https://github.com/ermshiperete/undisposed-fody

Below is a sample with comments that illustrates how this fody addin works.

Classes we will be tracking objects for disposal:


    public class  Sample2:Sample
    {
        protected override void Dispose(bool disposing)
        {
            if (disposing)
            {
                //dispose managed resources
            }
            //dispose unmanaged resources
            this.isDisposed = true;
        }
    }

    public class Sample : IDisposable
    {
        protected bool isDisposed;

        public void Dispose()
        {
            this.Dispose(true);
        }

        protected virtual void Dispose(bool disposing)
        {
            if (disposing)
            {
                //dispose managed resources
            }
            //dispose unmanaged resources
            this.isDisposed = true;
        }
    }

When using Fody (simply add Undisposed.Fody nuget reference) it will inject code on compilation. The sample classes above will be compile as follows (using Telerik JustDecompile to observer after build):

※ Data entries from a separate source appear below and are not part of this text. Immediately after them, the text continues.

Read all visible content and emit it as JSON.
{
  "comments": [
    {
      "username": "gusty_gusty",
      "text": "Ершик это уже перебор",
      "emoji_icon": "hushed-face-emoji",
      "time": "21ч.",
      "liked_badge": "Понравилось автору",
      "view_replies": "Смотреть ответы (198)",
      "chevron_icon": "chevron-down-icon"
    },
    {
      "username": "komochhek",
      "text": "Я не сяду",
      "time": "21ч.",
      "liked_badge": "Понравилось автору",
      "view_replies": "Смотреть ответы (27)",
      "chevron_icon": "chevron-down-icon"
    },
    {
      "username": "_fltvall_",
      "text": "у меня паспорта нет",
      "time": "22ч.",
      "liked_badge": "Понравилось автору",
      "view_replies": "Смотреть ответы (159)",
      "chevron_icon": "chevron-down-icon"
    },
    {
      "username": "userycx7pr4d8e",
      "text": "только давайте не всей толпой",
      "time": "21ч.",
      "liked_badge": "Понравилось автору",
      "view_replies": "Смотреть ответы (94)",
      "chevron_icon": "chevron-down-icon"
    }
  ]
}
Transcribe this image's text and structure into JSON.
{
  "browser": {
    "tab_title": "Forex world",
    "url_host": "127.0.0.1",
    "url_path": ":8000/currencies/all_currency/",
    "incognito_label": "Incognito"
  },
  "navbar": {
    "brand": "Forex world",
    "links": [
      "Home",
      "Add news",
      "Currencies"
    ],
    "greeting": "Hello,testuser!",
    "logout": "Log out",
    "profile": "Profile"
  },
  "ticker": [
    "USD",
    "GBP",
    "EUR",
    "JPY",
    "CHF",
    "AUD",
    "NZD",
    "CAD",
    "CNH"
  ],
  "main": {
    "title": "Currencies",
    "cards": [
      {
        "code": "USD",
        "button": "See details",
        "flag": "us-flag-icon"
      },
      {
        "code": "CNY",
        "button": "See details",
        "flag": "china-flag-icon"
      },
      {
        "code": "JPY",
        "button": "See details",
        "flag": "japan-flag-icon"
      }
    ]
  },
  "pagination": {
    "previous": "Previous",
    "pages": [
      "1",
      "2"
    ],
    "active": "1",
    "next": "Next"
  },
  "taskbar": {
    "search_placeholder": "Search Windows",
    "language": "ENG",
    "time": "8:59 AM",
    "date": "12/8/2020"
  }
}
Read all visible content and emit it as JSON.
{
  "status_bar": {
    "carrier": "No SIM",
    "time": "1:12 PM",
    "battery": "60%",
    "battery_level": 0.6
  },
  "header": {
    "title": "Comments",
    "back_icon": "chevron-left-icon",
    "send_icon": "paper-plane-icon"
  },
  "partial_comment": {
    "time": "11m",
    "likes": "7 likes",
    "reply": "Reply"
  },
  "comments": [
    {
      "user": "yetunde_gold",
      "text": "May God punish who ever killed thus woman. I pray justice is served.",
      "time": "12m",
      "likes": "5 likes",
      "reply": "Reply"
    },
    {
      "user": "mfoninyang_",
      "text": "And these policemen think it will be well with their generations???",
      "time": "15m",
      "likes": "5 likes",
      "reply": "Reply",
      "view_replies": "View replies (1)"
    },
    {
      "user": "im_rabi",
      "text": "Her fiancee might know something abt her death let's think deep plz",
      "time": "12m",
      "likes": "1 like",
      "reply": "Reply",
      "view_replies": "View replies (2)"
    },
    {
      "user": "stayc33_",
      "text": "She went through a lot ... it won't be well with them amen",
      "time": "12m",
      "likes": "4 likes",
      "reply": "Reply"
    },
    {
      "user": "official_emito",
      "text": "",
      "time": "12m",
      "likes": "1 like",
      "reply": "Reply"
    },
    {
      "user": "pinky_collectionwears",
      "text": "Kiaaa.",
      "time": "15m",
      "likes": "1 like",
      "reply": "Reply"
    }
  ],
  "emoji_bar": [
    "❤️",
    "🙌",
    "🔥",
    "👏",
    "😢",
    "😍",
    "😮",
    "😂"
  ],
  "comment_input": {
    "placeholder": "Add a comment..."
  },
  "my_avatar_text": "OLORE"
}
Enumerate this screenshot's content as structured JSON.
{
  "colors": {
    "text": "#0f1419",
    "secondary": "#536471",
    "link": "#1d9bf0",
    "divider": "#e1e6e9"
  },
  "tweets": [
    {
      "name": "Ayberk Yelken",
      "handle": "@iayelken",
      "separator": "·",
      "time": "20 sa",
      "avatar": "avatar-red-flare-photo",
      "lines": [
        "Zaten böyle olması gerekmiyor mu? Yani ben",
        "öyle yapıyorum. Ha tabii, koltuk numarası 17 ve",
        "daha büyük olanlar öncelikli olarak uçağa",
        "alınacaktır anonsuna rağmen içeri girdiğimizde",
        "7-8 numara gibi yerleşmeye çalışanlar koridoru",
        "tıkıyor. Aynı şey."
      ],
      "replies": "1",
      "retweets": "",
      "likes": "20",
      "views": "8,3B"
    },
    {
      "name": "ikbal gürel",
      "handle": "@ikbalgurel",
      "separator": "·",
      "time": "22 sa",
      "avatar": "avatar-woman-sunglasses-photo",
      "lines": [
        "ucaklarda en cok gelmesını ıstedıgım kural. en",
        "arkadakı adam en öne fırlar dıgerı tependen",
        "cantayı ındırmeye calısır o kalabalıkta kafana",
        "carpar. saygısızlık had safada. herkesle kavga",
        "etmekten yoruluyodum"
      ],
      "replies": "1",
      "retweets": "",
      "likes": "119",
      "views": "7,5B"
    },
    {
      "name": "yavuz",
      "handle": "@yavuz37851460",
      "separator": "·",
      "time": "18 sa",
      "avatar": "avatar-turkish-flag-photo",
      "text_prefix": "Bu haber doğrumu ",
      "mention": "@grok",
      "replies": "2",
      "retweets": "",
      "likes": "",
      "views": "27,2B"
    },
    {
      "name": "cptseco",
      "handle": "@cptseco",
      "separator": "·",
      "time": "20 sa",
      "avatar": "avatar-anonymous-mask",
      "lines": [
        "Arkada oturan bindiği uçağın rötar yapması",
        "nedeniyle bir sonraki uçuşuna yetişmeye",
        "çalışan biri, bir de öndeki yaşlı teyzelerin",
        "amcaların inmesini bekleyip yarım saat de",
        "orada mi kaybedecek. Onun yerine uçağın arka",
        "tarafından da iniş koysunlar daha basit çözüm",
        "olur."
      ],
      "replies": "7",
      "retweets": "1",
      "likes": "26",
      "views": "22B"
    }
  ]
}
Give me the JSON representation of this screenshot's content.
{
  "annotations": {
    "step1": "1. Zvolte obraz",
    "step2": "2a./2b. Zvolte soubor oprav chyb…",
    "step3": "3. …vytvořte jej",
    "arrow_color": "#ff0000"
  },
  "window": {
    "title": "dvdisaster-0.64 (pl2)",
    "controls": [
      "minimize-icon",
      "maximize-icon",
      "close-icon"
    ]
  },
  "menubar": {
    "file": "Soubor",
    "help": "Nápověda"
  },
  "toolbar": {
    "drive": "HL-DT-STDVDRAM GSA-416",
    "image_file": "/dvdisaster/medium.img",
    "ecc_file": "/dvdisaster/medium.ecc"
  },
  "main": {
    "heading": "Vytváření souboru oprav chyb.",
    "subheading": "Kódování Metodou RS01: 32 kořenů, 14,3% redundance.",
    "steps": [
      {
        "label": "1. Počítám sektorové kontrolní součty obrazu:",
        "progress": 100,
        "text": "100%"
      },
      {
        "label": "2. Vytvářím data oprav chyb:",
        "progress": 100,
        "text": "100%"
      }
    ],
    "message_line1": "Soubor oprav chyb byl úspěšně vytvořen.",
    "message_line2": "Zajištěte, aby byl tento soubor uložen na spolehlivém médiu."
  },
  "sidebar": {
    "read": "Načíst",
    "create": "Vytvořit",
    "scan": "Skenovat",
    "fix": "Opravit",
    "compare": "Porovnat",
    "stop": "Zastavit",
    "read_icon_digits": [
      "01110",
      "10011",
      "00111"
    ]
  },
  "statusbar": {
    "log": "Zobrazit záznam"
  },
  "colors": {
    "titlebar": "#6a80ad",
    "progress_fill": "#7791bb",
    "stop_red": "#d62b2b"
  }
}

    public class Sample : IDisposable
    {
        protected bool isDisposed;

        public Sample()
        {
            DisposeTracker.Register(this);
        }

        public void Dispose()
        {
            DisposeTracker.Unregister(this);
            this.Dispose(true);
        }

        protected virtual void Dispose(bool disposing)
        {
            if (disposing)
            {
            }
            this.isDisposed = true;
        }
    }

Next we set the DisposeTracker.OutputKind to Dump for verbositey and add a delegate to print to debug as the DisposeTracker.LogWriter Action. On dumping undisposed objects before initializing anything the dump is empty, after calling Test we can see that we have one undisposed object.


        static void Main(string[] args)
        {
            DisposeTracker.OutputKind = TrackerOutputKind.Dump;
            DisposeTracker.LogWriter = delegate(string s) { Debug.WriteLine(s); };
            DisposeTracker.DumpUndisposedObjects();
            Test();
            //at this point both variables created in test should be out of scope and disposed
            //Fody will show b - Sample2 as undisposed which will be a red flag, we can then go and fix it
            DisposeTracker.DumpUndisposedObjects();
        }

Output:

**** Undisposed Object Dump:
**** Undisposed Object Dump:
Fody.Undisposed_Recipe.Sample2: 1